> _THE TASK_: Copy out all of the data that follows, exactly as it appears.
RECORD SET section start
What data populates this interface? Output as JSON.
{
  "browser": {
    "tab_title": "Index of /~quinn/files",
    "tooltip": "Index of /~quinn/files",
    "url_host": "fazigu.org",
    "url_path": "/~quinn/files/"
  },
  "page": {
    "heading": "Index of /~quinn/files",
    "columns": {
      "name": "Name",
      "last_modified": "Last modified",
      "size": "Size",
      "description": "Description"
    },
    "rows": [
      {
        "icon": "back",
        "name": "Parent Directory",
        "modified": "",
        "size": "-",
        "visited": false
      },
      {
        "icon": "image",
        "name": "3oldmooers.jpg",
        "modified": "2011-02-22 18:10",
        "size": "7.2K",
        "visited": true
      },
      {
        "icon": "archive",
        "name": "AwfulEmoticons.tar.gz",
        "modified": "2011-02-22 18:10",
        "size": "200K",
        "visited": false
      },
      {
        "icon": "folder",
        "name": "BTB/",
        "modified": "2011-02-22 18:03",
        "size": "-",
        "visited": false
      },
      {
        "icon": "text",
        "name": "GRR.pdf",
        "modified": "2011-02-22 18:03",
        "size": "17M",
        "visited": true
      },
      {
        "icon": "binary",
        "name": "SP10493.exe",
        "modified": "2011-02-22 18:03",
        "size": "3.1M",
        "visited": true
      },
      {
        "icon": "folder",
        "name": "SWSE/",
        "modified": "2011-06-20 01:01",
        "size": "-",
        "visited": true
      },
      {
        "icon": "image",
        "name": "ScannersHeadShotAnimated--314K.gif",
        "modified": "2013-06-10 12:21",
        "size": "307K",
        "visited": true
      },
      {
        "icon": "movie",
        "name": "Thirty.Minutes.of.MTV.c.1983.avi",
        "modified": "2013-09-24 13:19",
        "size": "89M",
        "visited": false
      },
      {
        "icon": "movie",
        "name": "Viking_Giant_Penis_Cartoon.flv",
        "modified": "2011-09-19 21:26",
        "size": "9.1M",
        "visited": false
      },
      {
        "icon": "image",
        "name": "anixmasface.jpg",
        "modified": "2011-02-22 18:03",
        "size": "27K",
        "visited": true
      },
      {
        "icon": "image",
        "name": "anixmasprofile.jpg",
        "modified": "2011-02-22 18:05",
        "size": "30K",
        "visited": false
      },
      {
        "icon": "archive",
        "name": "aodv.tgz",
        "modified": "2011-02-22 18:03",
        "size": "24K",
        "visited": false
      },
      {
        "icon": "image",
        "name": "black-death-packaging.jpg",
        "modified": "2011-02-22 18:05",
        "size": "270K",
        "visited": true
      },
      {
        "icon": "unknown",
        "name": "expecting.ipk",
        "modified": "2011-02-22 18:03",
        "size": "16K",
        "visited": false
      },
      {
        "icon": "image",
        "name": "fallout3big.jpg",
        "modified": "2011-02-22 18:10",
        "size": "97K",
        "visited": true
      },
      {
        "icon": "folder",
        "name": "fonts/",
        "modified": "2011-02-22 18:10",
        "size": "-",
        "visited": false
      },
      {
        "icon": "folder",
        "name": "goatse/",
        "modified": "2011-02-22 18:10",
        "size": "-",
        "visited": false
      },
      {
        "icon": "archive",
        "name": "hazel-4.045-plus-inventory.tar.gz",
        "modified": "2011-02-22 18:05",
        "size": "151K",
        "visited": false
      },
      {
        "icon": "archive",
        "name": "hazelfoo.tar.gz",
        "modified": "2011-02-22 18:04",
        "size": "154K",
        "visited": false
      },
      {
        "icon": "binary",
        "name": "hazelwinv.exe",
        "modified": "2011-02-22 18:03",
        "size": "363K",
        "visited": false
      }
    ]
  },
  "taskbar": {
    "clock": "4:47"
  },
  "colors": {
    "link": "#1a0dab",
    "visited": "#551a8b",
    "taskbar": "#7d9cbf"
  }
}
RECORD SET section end
> _RESULT FOR THIS EXERCISE_:
What data populates this interface? Output as JSON.
{
  "browser": {
    "tab_title": "Index of /~quinn/files",
    "tooltip": "Index of /~quinn/files",
    "url_host": "fazigu.org",
    "url_path": "/~quinn/files/"
  },
  "page": {
    "heading": "Index of /~quinn/files",
    "columns": {
      "name": "Name",
      "last_modified": "Last modified",
      "size": "Size",
      "description": "Description"
    },
    "rows": [
      {
        "icon": "back",
        "name": "Parent Directory",
        "modified": "",
        "size": "-",
        "visited": false
      },
      {
        "icon": "image",
        "name": "3oldmooers.jpg",
        "modified": "2011-02-22 18:10",
        "size": "7.2K",
        "visited": true
      },
      {
        "icon": "archive",
        "name": "AwfulEmoticons.tar.gz",
        "modified": "2011-02-22 18:10",
        "size": "200K",
        "visited": false
      },
      {
        "icon": "folder",
        "name": "BTB/",
        "modified": "2011-02-22 18:03",
        "size": "-",
        "visited": false
      },
      {
        "icon": "text",
        "name": "GRR.pdf",
        "modified": "2011-02-22 18:03",
        "size": "17M",
        "visited": true
      },
      {
        "icon": "binary",
        "name": "SP10493.exe",
        "modified": "2011-02-22 18:03",
        "size": "3.1M",
        "visited": true
      },
      {
        "icon": "folder",
        "name": "SWSE/",
        "modified": "2011-06-20 01:01",
        "size": "-",
        "visited": true
      },
      {
        "icon": "image",
        "name": "ScannersHeadShotAnimated--314K.gif",
        "modified": "2013-06-10 12:21",
        "size": "307K",
        "visited": true
      },
      {
        "icon": "movie",
        "name": "Thirty.Minutes.of.MTV.c.1983.avi",
        "modified": "2013-09-24 13:19",
        "size": "89M",
        "visited": false
      },
      {
        "icon": "movie",
        "name": "Viking_Giant_Penis_Cartoon.flv",
        "modified": "2011-09-19 21:26",
        "size": "9.1M",
        "visited": false
      },
      {
        "icon": "image",
        "name": "anixmasface.jpg",
        "modified": "2011-02-22 18:03",
        "size": "27K",
        "visited": true
      },
      {
        "icon": "image",
        "name": "anixmasprofile.jpg",
        "modified": "2011-02-22 18:05",
        "size": "30K",
        "visited": false
      },
      {
        "icon": "archive",
        "name": "aodv.tgz",
        "modified": "2011-02-22 18:03",
        "size": "24K",
        "visited": false
      },
      {
        "icon": "image",
        "name": "black-death-packaging.jpg",
        "modified": "2011-02-22 18:05",
        "size": "270K",
        "visited": true
      },
      {
        "icon": "unknown",
        "name": "expecting.ipk",
        "modified": "2011-02-22 18:03",
        "size": "16K",
        "visited": false
      },
      {
        "icon": "image",
        "name": "fallout3big.jpg",
        "modified": "2011-02-22 18:10",
        "size": "97K",
        "visited": true
      },
      {
        "icon": "folder",
        "name": "fonts/",
        "modified": "2011-02-22 18:10",
        "size": "-",
        "visited": false
      },
      {
        "icon": "folder",
        "name": "goatse/",
        "modified": "2011-02-22 18:10",
        "size": "-",
        "visited": false
      },
      {
        "icon": "archive",
        "name": "hazel-4.045-plus-inventory.tar.gz",
        "modified": "2011-02-22 18:05",
        "size": "151K",
        "visited": false
      },
      {
        "icon": "archive",
        "name": "hazelfoo.tar.gz",
        "modified": "2011-02-22 18:04",
        "size": "154K",
        "visited": false
      },
      {
        "icon": "binary",
        "name": "hazelwinv.exe",
        "modified": "2011-02-22 18:03",
        "size": "363K",
        "visited": false
      }
    ]
  },
  "taskbar": {
    "clock": "4:47"
  },
  "colors": {
    "link": "#1a0dab",
    "visited": "#551a8b",
    "taskbar": "#7d9cbf"
  }
}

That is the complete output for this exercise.